BBC’s ‘Bathroom Bill’ Story is the Worst Kind of Journalism

This analysis is not a commentary about North Carolina’s controversial bathroom law, but the irresponsible and unethical news reporting about it. I am appalled by the headline and dek of a BBC story posted earlier today. Quoting the latter: “North Carolina is suing the U.S. Department of Justice over its attempts to bar the state from upholding its anti-LGBT ‘bathroom bill'”.

While many people might agree with “anti-LGBT” as descriptor, BBC nevertheless shouldn’t use it. Doing so makes a value judgement and demonstrates bias rather than neutral news reporting. Even using LGBT without the “anti” is biased. Also, as a foreign news agency, regardless reputation, the Beeb makes moral pronouncements that may not reflect those of the country that it reports about. The headline and dek implicitly impose values, and that should not be the news report’s goal—all while diminishing, if not ignoring, the rationale behind the legislation. 

Stated differently: Many people may never read beyond the hede and dek, so they leave with the impression that the law absolutely discriminates. The story text is better balanced, but still lopsided, presenting enough information for some of the folks reading. Too bad that many people never will.

Contrast with CNN’s headline: “North Carolina sues U.S. Justice Department over bathroom bill”. The Beeb’s: “N Carolina sues US Justice Department over LGBT law”. CNN’s dek: “North Carolina casts its so-called bathroom bill as a ‘common sense bodily privacy law’. The federal government calls it discrimination, pure and simple”. The American news org keeps more neutral tone, and the story is more probing, presenting several points of view about the law and responses to it.

Playing Southern Stereotypes
To reiterate: I take no stand for or against the law, or what it might or might not represent. My profession is the problem. Too much of the news reporting I have seen about the controversy—well beyond BBC—pits progressive, humanitarian thinking against narrow-minded, discriminating North Carolina legislators. That’s the narrative, portraying the folks down South as homophobic white supremacists.

Excuse me, has no one heard of the Research Triangle—Chapel Hill, Durham, and Raleigh—where is one of the highest concentration of PhDs in the world? This isn’t a state of hicks, as many bloggers, news reporters, gay activists, or social media boomers would have you believe.

Purely for argument’s sake, presenting one alternative rationale for the law: Transexuals are a literal minority of the population—meaning they are few in numbers. That’s not to be confused with news reporting characterizing them as a discriminated minority because of the bathroom law. I am ambivalent about how lawmakers choose to designate gender roles (birth certificate), but doing so addresses a legitimate concern—and one generally and surprisingly ignored by a news media otherwise often obsessed with pointing out sexism against women: Many of them will feel unsafe using public restrooms alongside someone born male and still possessing the gender’s genitalia. Who looks out for the best interests of this majority of citizens—women who rightly can claim cultural discrimination here and abroad in far greater numbers? Legislators share that role for the constituency.

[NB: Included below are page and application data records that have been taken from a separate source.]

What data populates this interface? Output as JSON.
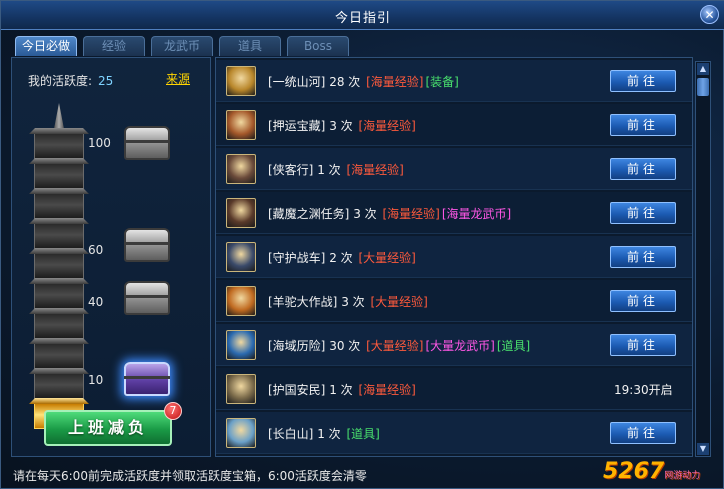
{
  "window": {
    "title": "今日指引",
    "close_glyph": "✕"
  },
  "tabs": [
    {
      "label": "今日必做",
      "active": true
    },
    {
      "label": "经验",
      "active": false
    },
    {
      "label": "龙武币",
      "active": false
    },
    {
      "label": "道具",
      "active": false
    },
    {
      "label": "Boss",
      "active": false
    }
  ],
  "left": {
    "activity_label": "我的活跃度:",
    "activity_value": "25",
    "source_link": "来源",
    "milestones": [
      {
        "value": "100",
        "chest": "silver"
      },
      {
        "value": "60",
        "chest": "silver"
      },
      {
        "value": "40",
        "chest": "silver"
      },
      {
        "value": "10",
        "chest": "purple"
      }
    ],
    "pagoda_tiers_total": 10,
    "pagoda_tiers_lit": 1,
    "big_button": "上班减负",
    "badge_count": "7"
  },
  "tasks": [
    {
      "name": "[一统山河]",
      "count": "28 次",
      "rewards": [
        {
          "text": "[海量经验]",
          "color": "red"
        },
        {
          "text": "[装备]",
          "color": "green"
        }
      ],
      "action": "前往",
      "icon": "warrior-portrait-icon",
      "icon_color": "#b8862a"
    },
    {
      "name": "[押运宝藏]",
      "count": "3 次",
      "rewards": [
        {
          "text": "[海量经验]",
          "color": "red"
        }
      ],
      "action": "前往",
      "icon": "escort-portrait-icon",
      "icon_color": "#a4582a"
    },
    {
      "name": "[侠客行]",
      "count": "1 次",
      "rewards": [
        {
          "text": "[海量经验]",
          "color": "red"
        }
      ],
      "action": "前往",
      "icon": "hero-portrait-icon",
      "icon_color": "#6a4a3a"
    },
    {
      "name": "[藏魔之渊任务]",
      "count": "3 次",
      "rewards": [
        {
          "text": "[海量经验]",
          "color": "red"
        },
        {
          "text": "[海量龙武币]",
          "color": "magenta"
        }
      ],
      "action": "前往",
      "icon": "demon-portrait-icon",
      "icon_color": "#5a3a2a"
    },
    {
      "name": "[守护战车]",
      "count": "2 次",
      "rewards": [
        {
          "text": "[大量经验]",
          "color": "red"
        }
      ],
      "action": "前往",
      "icon": "chariot-icon",
      "icon_color": "#3a4a6a"
    },
    {
      "name": "[羊驼大作战]",
      "count": "3 次",
      "rewards": [
        {
          "text": "[大量经验]",
          "color": "red"
        }
      ],
      "action": "前往",
      "icon": "alpaca-icon",
      "icon_color": "#c06a20"
    },
    {
      "name": "[海域历险]",
      "count": "30 次",
      "rewards": [
        {
          "text": "[大量经验]",
          "color": "red"
        },
        {
          "text": "[大量龙武币]",
          "color": "magenta"
        },
        {
          "text": "[道具]",
          "color": "green"
        }
      ],
      "action": "前往",
      "icon": "ship-icon",
      "icon_color": "#2a6ab0"
    },
    {
      "name": "[护国安民]",
      "count": "1 次",
      "rewards": [
        {
          "text": "[海量经验]",
          "color": "red"
        }
      ],
      "action": "",
      "open_time": "19:30开启",
      "icon": "guard-portrait-icon",
      "icon_color": "#7a6a4a"
    },
    {
      "name": "[长白山]",
      "count": "1 次",
      "rewards": [
        {
          "text": "[道具]",
          "color": "green"
        }
      ],
      "action": "前往",
      "icon": "mountain-sword-icon",
      "icon_color": "#6aa0c8"
    }
  ],
  "scrollbar": {
    "up": "▲",
    "down": "▼"
  },
  "footer": "请在每天6:00前完成活跃度并领取活跃度宝箱，6:00活跃度会清零",
  "watermark": {
    "text": "5267",
    "sub": "网游动力"
  },
  "colors": {
    "accent_blue": "#1c5bb3",
    "reward_red": "#ff5a3c",
    "reward_green": "#49e06d",
    "reward_magenta": "#ff57e6",
    "gold": "#ffd400"
  }
}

Should fear or unease define who has the right to use what bathroom? Perhaps not. But with gender roles and definitions changing, there must be some social or legal definitions. North Carolina errs with existing social precedents, as stated in the legislation: “Biological sex. The physical condition of being male or female, which is stated on a person’s birth certificate”.

Whether or not this, or another definition, should apply is the purview of citizens and policymakers to decide. Perhaps all bathrooms should be unisex, as they are in some other countries. Maybe all toilets should be single-use only, without gender designation, available on first-come basis. Such solutions could eliminate social stigmas and reduce potential legal lamentations.

The Overlooked Story
North Carolina’s response to the feds elevates the law to national status, and that should concern everyone because the core allegation is federal infringement on state’s rights, while questioning the bounds of the Civil Rights Act of 1964. Who is protected?

That is the news of the day lost in a headline and dek deciding that transgenders and, by the Beeb’s misuse of LGBT, anyone in the gay community is discriminated by the North Carolina legislation. In realistic reading of the law, discrimination against LGB is dubious at best. T is another matter, but not one that should be decided by haughty headlines and dirty deks.

BBC fails its responsibility to frame and present the news neutrally. Without bias and without prejudice. Today’s story is the worst kind of journalism.